Source records
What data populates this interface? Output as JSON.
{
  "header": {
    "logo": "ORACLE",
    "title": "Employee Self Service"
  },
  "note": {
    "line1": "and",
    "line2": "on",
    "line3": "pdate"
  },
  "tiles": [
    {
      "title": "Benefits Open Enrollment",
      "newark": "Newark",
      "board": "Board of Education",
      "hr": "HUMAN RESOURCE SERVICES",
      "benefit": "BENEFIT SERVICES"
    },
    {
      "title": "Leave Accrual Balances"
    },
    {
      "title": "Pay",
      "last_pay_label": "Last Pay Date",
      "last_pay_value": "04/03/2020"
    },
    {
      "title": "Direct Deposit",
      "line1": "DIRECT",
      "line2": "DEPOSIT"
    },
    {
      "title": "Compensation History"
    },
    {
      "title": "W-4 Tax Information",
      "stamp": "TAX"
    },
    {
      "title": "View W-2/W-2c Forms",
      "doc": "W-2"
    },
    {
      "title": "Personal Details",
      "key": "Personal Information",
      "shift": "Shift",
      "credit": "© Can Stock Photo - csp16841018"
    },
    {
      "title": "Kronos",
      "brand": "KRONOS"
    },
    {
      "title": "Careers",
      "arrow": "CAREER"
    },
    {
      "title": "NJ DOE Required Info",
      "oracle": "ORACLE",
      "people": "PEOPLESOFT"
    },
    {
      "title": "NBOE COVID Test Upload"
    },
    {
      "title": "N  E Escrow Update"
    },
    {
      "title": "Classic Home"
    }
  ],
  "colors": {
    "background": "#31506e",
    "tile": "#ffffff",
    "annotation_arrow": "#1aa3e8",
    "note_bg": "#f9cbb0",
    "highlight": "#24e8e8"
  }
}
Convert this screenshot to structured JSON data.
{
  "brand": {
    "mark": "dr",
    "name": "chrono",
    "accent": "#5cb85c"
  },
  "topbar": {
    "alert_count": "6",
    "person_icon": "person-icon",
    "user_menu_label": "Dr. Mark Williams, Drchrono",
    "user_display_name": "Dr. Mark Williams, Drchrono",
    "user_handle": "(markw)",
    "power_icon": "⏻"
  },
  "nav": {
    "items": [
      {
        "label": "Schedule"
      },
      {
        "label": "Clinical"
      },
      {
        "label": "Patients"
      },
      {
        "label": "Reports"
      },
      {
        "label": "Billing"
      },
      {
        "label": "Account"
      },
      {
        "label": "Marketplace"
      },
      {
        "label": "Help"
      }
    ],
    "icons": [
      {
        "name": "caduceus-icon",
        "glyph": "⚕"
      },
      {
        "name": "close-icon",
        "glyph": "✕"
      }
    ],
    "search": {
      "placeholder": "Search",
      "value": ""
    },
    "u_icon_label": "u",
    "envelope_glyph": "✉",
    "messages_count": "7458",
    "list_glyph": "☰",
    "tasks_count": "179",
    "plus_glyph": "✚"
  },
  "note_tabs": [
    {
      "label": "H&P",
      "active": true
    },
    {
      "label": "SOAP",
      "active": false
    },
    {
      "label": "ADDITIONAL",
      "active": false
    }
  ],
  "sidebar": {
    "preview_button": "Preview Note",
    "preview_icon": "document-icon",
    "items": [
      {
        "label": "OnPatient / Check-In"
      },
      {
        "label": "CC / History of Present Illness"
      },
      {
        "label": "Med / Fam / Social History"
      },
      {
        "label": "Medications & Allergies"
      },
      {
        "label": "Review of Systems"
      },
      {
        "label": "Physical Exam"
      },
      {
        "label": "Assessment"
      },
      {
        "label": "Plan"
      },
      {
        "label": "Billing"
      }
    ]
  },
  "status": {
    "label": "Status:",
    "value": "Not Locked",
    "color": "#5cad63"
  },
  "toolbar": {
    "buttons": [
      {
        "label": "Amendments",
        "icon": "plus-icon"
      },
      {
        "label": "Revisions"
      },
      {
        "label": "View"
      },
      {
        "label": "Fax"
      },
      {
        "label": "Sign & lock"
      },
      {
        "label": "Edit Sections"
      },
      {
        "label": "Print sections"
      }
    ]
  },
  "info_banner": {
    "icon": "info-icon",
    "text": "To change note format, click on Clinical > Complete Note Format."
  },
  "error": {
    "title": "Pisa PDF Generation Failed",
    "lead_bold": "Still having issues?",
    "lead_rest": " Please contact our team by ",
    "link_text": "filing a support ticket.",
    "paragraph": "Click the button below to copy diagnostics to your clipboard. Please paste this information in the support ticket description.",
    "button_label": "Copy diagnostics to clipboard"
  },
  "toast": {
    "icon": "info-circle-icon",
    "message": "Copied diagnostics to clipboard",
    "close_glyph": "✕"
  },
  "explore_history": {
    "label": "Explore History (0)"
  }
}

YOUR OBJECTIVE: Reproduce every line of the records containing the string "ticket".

COMPLETED EXERCISE:
    "link_text": "filing a support ticket.",
    "paragraph": "Click the button below to copy diagnostics to your clipboard. Please paste this information in the support ticket description.",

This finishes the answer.